As a fellow League of Legends player recently said to me: “The scary thing about Nocturne is when his darkness falls, you know that someone is about to die.” And indeed, any well played Nocturne will complete the second part of Paranoia, which involves pressing R again to choose his target and streak to them, with an inevitable kill.

Basically, what I admire about Nocturne’s design is how its function reinforces the theme of the character himself, going so far as to evoke visceral emotional responses and actions that again make sense given the horror that Nocturne is supposed to represent to his opponents.

Other characters designed by Riot frequently provoke such functional and thematic responses.
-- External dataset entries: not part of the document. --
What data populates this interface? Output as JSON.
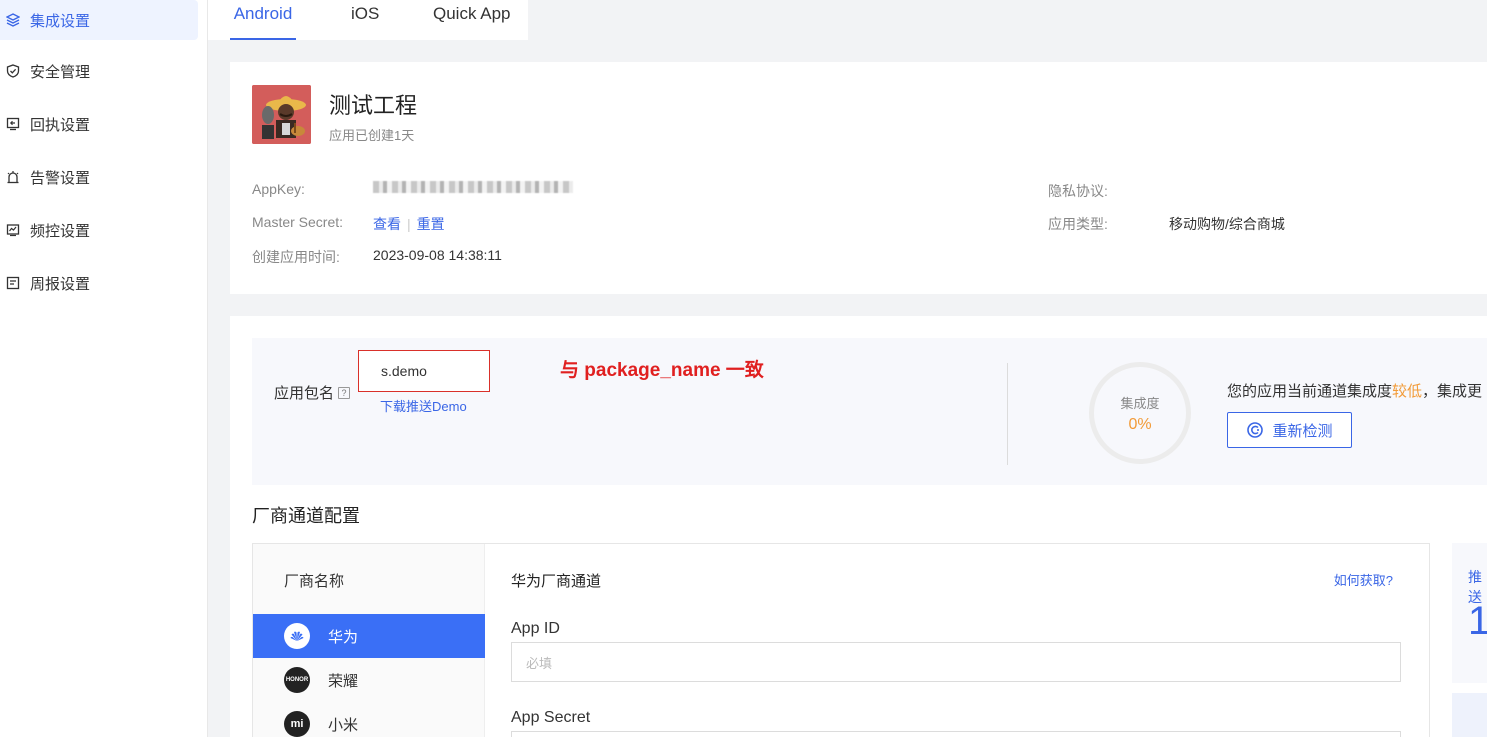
{
  "sidebar": {
    "items": [
      {
        "label": "集成设置",
        "icon": "layers-icon",
        "active": true
      },
      {
        "label": "安全管理",
        "icon": "shield-icon"
      },
      {
        "label": "回执设置",
        "icon": "receipt-icon"
      },
      {
        "label": "告警设置",
        "icon": "alarm-icon"
      },
      {
        "label": "频控设置",
        "icon": "frequency-icon"
      },
      {
        "label": "周报设置",
        "icon": "report-icon"
      }
    ]
  },
  "tabs": [
    "Android",
    "iOS",
    "Quick App"
  ],
  "app": {
    "name": "测试工程",
    "subtitle": "应用已创建1天",
    "appkey_label": "AppKey:",
    "master_secret_label": "Master Secret:",
    "master_secret_view": "查看",
    "master_secret_reset": "重置",
    "created_label": "创建应用时间:",
    "created_value": "2023-09-08 14:38:11",
    "privacy_label": "隐私协议:",
    "type_label": "应用类型:",
    "type_value": "移动购物/综合商城"
  },
  "package": {
    "label": "应用包名",
    "help": "?",
    "value": "s.demo",
    "demo_link": "下载推送Demo",
    "annotation": "与 package_name 一致"
  },
  "integration": {
    "gauge_label": "集成度",
    "gauge_value": "0%",
    "progress_percent": 0,
    "status_prefix": "您的应用当前通道集成度",
    "status_level": "较低",
    "status_suffix": "，集成更",
    "recheck_button": "重新检测"
  },
  "vendor_section": {
    "title": "厂商通道配置",
    "list_header": "厂商名称",
    "vendors": [
      {
        "label": "华为",
        "icon": "huawei-icon",
        "active": true
      },
      {
        "label": "荣耀",
        "icon": "honor-icon",
        "icon_text": "HONOR"
      },
      {
        "label": "小米",
        "icon": "xiaomi-icon",
        "icon_text": "mi"
      }
    ],
    "form_title": "华为厂商通道",
    "help_link": "如何获取?",
    "app_id_label": "App ID",
    "app_id_placeholder": "必填",
    "app_secret_label": "App Secret"
  },
  "right_stub": {
    "label": "推送",
    "value": "1"
  },
  "colors": {
    "accent": "#3a66e6",
    "warning": "#f29b38",
    "annotation": "#e02020"
  }
}
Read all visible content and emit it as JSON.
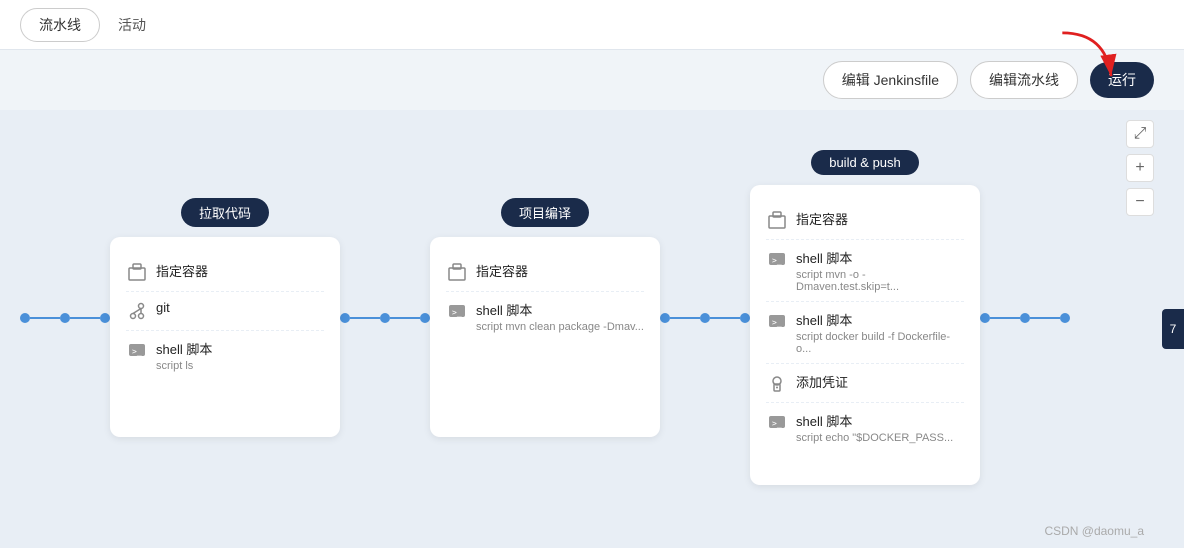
{
  "nav": {
    "tab1": "流水线",
    "tab2": "活动"
  },
  "toolbar": {
    "btn_edit_jenkinsfile": "编辑 Jenkinsfile",
    "btn_edit_pipeline": "编辑流水线",
    "btn_run": "运行"
  },
  "view_controls": {
    "expand": "⤢",
    "zoom_in": "+",
    "zoom_out": "−"
  },
  "stages": [
    {
      "id": "stage-1",
      "label": "拉取代码",
      "steps": [
        {
          "type": "container",
          "title": "指定容器",
          "sub": ""
        },
        {
          "type": "git",
          "title": "git",
          "sub": ""
        },
        {
          "type": "shell",
          "title": "shell 脚本",
          "sub": "script   ls"
        }
      ]
    },
    {
      "id": "stage-2",
      "label": "项目编译",
      "steps": [
        {
          "type": "container",
          "title": "指定容器",
          "sub": ""
        },
        {
          "type": "shell",
          "title": "shell 脚本",
          "sub": "script   mvn clean package -Dmav..."
        }
      ]
    },
    {
      "id": "stage-3",
      "label": "build & push",
      "steps": [
        {
          "type": "container",
          "title": "指定容器",
          "sub": ""
        },
        {
          "type": "shell",
          "title": "shell 脚本",
          "sub": "script   mvn -o -Dmaven.test.skip=t..."
        },
        {
          "type": "shell",
          "title": "shell 脚本",
          "sub": "script   docker build -f Dockerfile-o..."
        },
        {
          "type": "credential",
          "title": "添加凭证",
          "sub": ""
        },
        {
          "type": "shell",
          "title": "shell 脚本",
          "sub": "script   echo \"$DOCKER_PASS..."
        }
      ]
    }
  ],
  "watermark": "CSDN @daomu_a",
  "side_tab": "7"
}
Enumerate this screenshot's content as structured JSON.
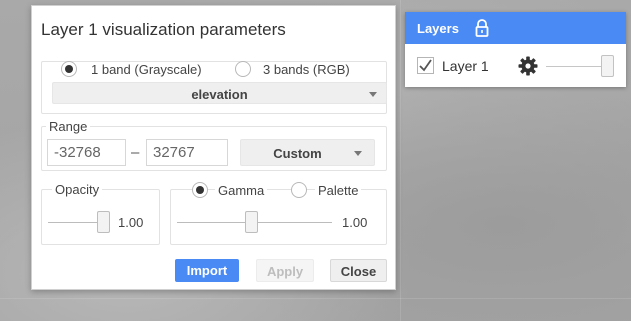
{
  "viz": {
    "title": "Layer 1 visualization parameters",
    "band_options": [
      {
        "label": "1 band (Grayscale)",
        "selected": true
      },
      {
        "label": "3 bands (RGB)",
        "selected": false
      }
    ],
    "band_select": "elevation",
    "range": {
      "legend": "Range",
      "min": "-32768",
      "separator": "–",
      "max": "32767",
      "mode": "Custom"
    },
    "opacity": {
      "legend": "Opacity",
      "value": "1.00",
      "level": 1.0
    },
    "palette_options": [
      {
        "label": "Gamma",
        "selected": true
      },
      {
        "label": "Palette",
        "selected": false
      }
    ],
    "gamma": {
      "value": "1.00"
    },
    "buttons": {
      "import": "Import",
      "apply": "Apply",
      "close": "Close"
    }
  },
  "layers": {
    "title": "Layers",
    "items": [
      {
        "name": "Layer 1",
        "checked": true,
        "opacity": 1.0
      }
    ]
  },
  "colors": {
    "accent": "#4a8af4",
    "map_bg": "#a6a6a6"
  },
  "icons": [
    "lock-icon",
    "gear-icon",
    "chevron-down-icon",
    "checkmark-icon"
  ]
}
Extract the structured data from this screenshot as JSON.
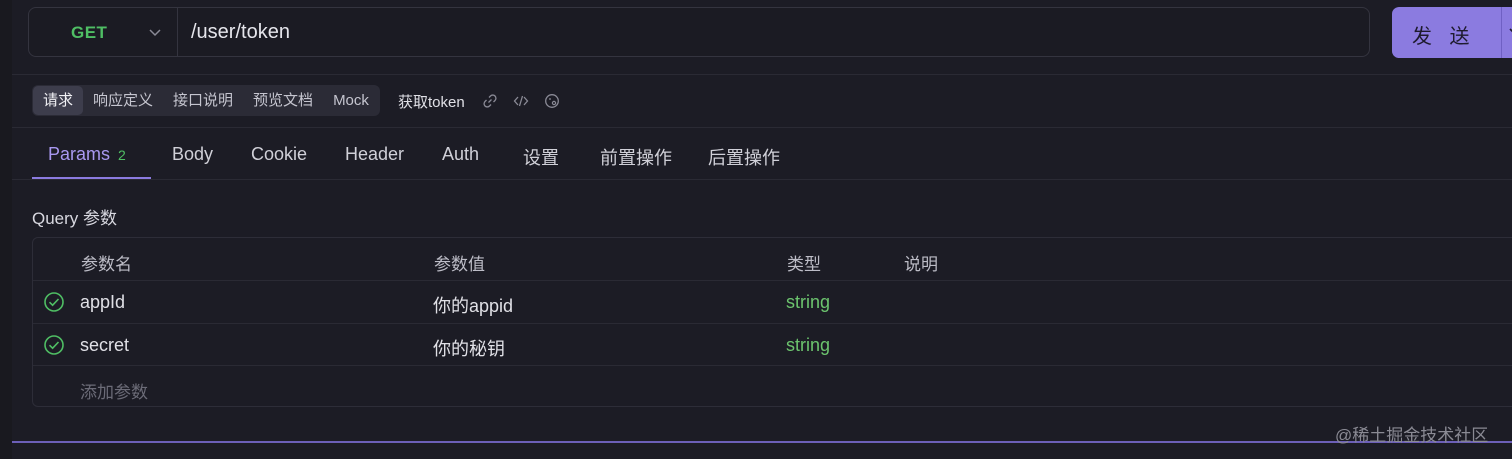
{
  "request": {
    "method": "GET",
    "url": "/user/token",
    "send_label": "发 送"
  },
  "subtabs": [
    {
      "label": "请求",
      "active": true
    },
    {
      "label": "响应定义",
      "active": false
    },
    {
      "label": "接口说明",
      "active": false
    },
    {
      "label": "预览文档",
      "active": false
    },
    {
      "label": "Mock",
      "active": false
    }
  ],
  "api_name": "获取token",
  "toolbar_icons": [
    "link-icon",
    "code-icon",
    "palette-icon"
  ],
  "tabs": [
    {
      "label": "Params",
      "badge": "2",
      "active": true
    },
    {
      "label": "Body"
    },
    {
      "label": "Cookie"
    },
    {
      "label": "Header"
    },
    {
      "label": "Auth"
    },
    {
      "label": "设置"
    },
    {
      "label": "前置操作"
    },
    {
      "label": "后置操作"
    }
  ],
  "query": {
    "title": "Query 参数",
    "columns": [
      "参数名",
      "参数值",
      "类型",
      "说明"
    ],
    "rows": [
      {
        "enabled": true,
        "name": "appId",
        "value": "你的appid",
        "type": "string",
        "desc": ""
      },
      {
        "enabled": true,
        "name": "secret",
        "value": "你的秘钥",
        "type": "string",
        "desc": ""
      }
    ],
    "add_placeholder": "添加参数"
  },
  "watermark": "@稀土掘金技术社区",
  "colors": {
    "accent": "#8b7be0",
    "method_get": "#4fbe64",
    "type_string": "#6cc46e",
    "background": "#1c1c25"
  }
}
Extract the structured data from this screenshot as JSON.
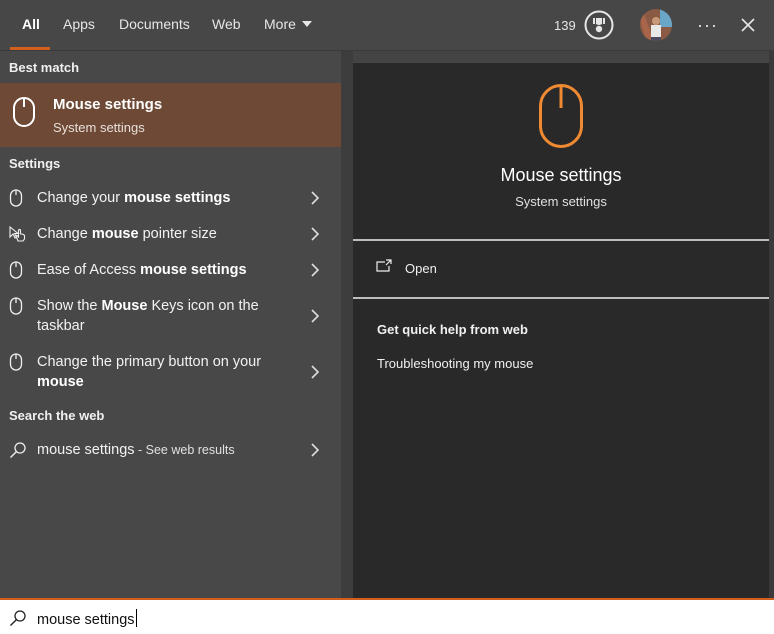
{
  "tabs": [
    {
      "label": "All",
      "active": true
    },
    {
      "label": "Apps"
    },
    {
      "label": "Documents"
    },
    {
      "label": "Web"
    },
    {
      "label": "More"
    }
  ],
  "header": {
    "points": "139",
    "rewards_icon": "trophy-icon",
    "avatar": "user-avatar",
    "more_icon": "ellipsis-icon",
    "close_icon": "close-icon"
  },
  "best_match": {
    "section_label": "Best match",
    "title": "Mouse settings",
    "subtitle": "System settings",
    "icon": "mouse-icon"
  },
  "settings": {
    "section_label": "Settings",
    "items": [
      {
        "icon": "mouse-icon",
        "parts": [
          {
            "t": "Change your ",
            "b": false
          },
          {
            "t": "mouse settings",
            "b": true
          }
        ]
      },
      {
        "icon": "pointer-icon",
        "parts": [
          {
            "t": "Change ",
            "b": false
          },
          {
            "t": "mouse",
            "b": true
          },
          {
            "t": " pointer size",
            "b": false
          }
        ]
      },
      {
        "icon": "mouse-icon",
        "parts": [
          {
            "t": "Ease of Access ",
            "b": false
          },
          {
            "t": "mouse settings",
            "b": true
          }
        ]
      },
      {
        "icon": "mouse-icon",
        "parts": [
          {
            "t": "Show the ",
            "b": false
          },
          {
            "t": "Mouse",
            "b": true
          },
          {
            "t": " Keys icon on the taskbar",
            "b": false
          }
        ]
      },
      {
        "icon": "mouse-icon",
        "parts": [
          {
            "t": "Change the primary button on your ",
            "b": false
          },
          {
            "t": "mouse",
            "b": true
          }
        ]
      }
    ]
  },
  "web": {
    "section_label": "Search the web",
    "query": "mouse settings",
    "suffix": " - See web results"
  },
  "preview": {
    "title": "Mouse settings",
    "subtitle": "System settings",
    "open_label": "Open",
    "help_heading": "Get quick help from web",
    "help_links": [
      "Troubleshooting my mouse"
    ]
  },
  "search": {
    "value": "mouse settings"
  },
  "colors": {
    "accent": "#d35f1c",
    "selected_bg": "#6e4a36",
    "preview_icon": "#f08a32"
  }
}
Cho’Gath is a kind of humanoid insect creature that likewise is supposed to represent an obviously terrifying monster. While Cho’Gath looks horrific in that way that only insectoid monsters do, he does begin the game as something that is roughly the same size as his fellow characters. Weird looking, I guess, but not especially intimidating.

However, Cho’Gath has an ability called “Feast,” which when activated while making a kill on an opponent, minion, or neutral monster, causes Cho’Gath to gain more hit points. When he gains more hit points, though, he also grows slightly larger than before. Feast can be stacked up to six times on Cho’Gath, granting him a huge hit point advantage and “growing” him to a creature that roughly takes up about half a lane, towering over his opponents and even enemy towers.

Even when equipped with the fastest boots, Cho’Gath still lumbers across the field of battle, but when he is marked visually for successful use of the Feast ability, he becomes a lumbering beast that the player knows they need to avoid. You can literally see his durability advantage through this representation of the underlying numbers that define his accentuated health pool.

Certainly, Riot isn’t the only game developer to successfully create characters whose visuals reinforce their mechanics or whose mechanics reinforce their themes, but there are a fair amount of video game characters out there that are much less well designed and whose mechanics and defining narrative and visual characteristics are often confusingly wed. What is really impressive, though, is Riot’s consistency in creating characters like this.

I wouldn’t say that all 120-ish characters in the League of Legends roster are perfectly crafted visually and mechanically, but a pretty goodly chunk of them are. This reflects a great deal of what the character designers on Riot’s various character teams say in interviews about their process. A great deal of effort is put into designing individual characters (that are usually in development for months at a time) in making sure that who the character is supposed to be matches their “kit” (their in-game abilities) and vice versa. Indeed, the most common descriptions of the process of character design that I read from these developers is discussion of their sense of the “theme” of a character. And in some of the best character design it is not just the backstory that defines a character, not just the way they look, but what the player can do with them that makes us understand who they really are to us.